New experts often seem to have questions about quotes. Some of the most frequently asked ones are: how and when should I provide a quote? How much should I charge? What does the indicated budget actually mean? With this post, we are attempting answering these questions in as much detail as possible.
How and when should I provide a quote?
A quote can be provided right after the expert proceeds to a request by clicking on “View request”.
An expert then has an option to message the client with a quote (only visible to the expert and the client), or without.
The advantage of messaging the client with a quote is that it might lead to a connection faster, as the client only needs to click on “Accept the quote” button. However, it is also important to make sure the client’s expectations are communicated clearly, which sometimes creates the need to ask more questions first, such as the word count or a request to upload a document.
In both cases, the quote can be provided again in a new message.
How much should I charge?
First and foremost, the provided quote should cover the entire request. The way a quote is built up often depends on several factors:
Rate per word
The first one is the expert’s desired rate per word; that is why it is important to know a word count of the request.

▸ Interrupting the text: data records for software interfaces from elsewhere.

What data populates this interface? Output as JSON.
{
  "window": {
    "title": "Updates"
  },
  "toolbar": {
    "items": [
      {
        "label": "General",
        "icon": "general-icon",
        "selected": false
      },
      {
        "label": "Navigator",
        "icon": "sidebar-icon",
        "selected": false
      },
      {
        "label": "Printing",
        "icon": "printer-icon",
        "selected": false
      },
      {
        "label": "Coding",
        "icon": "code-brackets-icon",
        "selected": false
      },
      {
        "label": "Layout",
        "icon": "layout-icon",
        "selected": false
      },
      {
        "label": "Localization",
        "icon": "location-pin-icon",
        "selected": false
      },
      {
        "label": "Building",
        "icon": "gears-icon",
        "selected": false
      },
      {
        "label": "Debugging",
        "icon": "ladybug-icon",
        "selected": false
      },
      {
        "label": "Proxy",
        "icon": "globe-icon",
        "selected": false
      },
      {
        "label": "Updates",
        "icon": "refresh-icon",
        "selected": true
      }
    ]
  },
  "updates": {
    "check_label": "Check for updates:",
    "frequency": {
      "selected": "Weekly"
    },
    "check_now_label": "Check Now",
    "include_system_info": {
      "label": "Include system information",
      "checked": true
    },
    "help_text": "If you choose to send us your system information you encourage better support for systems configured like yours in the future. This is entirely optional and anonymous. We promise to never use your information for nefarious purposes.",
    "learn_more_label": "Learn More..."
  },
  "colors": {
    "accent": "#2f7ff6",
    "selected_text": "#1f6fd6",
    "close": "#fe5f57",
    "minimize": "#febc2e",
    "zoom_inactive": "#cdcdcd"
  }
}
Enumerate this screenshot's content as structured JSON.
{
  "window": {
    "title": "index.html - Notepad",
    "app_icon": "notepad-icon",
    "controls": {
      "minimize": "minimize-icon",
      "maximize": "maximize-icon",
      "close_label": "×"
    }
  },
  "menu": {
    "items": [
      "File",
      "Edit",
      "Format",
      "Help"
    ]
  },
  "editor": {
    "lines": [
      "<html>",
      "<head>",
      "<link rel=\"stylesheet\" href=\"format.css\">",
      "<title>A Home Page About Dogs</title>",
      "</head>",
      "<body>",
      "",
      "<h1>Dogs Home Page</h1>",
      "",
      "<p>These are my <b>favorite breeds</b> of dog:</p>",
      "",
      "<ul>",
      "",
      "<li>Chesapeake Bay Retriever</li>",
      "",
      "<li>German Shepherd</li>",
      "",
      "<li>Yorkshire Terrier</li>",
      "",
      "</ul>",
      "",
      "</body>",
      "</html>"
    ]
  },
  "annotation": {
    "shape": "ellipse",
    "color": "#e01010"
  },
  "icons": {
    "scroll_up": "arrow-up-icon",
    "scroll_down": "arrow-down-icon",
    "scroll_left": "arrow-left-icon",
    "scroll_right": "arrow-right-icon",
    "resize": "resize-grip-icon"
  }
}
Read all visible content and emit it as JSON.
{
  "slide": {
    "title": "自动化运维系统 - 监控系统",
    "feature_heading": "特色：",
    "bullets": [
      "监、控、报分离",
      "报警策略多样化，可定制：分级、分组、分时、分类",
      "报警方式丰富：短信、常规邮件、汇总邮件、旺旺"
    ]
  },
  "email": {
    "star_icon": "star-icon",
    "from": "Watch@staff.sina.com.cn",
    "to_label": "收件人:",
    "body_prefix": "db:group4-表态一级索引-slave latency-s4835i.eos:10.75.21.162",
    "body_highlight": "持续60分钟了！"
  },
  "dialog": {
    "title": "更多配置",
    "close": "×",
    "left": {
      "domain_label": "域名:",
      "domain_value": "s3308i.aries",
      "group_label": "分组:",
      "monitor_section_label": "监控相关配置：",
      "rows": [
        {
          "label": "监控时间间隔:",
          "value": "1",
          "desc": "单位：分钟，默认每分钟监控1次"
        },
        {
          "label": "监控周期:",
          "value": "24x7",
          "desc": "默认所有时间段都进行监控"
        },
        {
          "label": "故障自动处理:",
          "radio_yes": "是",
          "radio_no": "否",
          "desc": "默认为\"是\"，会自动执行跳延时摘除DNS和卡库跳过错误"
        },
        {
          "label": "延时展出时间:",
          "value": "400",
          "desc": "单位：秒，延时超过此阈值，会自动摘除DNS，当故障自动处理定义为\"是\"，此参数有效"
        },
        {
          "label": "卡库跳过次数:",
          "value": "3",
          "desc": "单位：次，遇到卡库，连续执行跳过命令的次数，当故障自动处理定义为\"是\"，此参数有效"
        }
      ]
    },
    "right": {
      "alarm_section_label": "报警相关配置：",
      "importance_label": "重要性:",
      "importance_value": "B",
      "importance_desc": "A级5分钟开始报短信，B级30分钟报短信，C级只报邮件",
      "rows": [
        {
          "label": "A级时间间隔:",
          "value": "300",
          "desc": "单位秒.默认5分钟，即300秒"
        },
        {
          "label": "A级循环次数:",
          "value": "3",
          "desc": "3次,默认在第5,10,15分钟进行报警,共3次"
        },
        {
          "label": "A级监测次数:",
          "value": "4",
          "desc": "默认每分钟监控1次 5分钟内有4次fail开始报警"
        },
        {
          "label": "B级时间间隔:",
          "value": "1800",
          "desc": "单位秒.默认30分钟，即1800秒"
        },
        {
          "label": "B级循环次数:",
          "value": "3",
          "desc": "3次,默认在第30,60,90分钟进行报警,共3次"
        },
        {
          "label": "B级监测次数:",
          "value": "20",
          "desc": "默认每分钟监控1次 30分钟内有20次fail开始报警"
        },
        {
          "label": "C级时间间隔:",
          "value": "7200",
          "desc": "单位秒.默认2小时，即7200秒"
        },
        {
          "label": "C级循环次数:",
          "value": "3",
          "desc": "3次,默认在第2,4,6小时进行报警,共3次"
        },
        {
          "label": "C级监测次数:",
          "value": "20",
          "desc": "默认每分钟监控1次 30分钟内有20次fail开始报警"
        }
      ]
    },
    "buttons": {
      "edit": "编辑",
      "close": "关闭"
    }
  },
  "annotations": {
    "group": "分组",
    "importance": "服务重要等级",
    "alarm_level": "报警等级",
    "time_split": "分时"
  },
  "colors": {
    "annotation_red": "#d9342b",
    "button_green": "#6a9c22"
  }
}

For instance, the requests with tight deadlines can be charged more than the ones with a larger time limit. It is also important to understand the level of expert’s involvement and the quantity of work. This will be measured by the client’s level of English and by their specific needs. For example, providing editing services will be more expensive than the manuscript review.
And finally, there will be the Peerwith fee, which is 20%, and possibly VAT. While the Peerwith fee is there by default, the VAT percentage will need to be entered manually. On Zendesk, we have an article with more detail on how VAT works: https://peerwith.zendesk.com/hc/en-us/articles/208556869-How-to-deal-with-VAT.
Once the expert knows how much they would like to charge, they can enter the amount in the “Fee” window. If VAT applies, the percentage can be added too. The final quote, which should cover the entire document, will thus consist of the expert’s fee, the Peerwith fee and the VAT (if applicable).
What about the indicated budget?
Clients have the option to indicate their budget. However, often it can be misleading. Some clients will indicate a small amount simply because they don’t have a clue of how much is usually charged for requests similar to theirs. In these cases, I would recommend providing your own quote, regardless of the budget indicated by the client. The client will then either accept the quote or start negotiating.
This is it on quotes for now. If you have any thoughts or tips you would like to share, please do not hesitate to leave a comment below!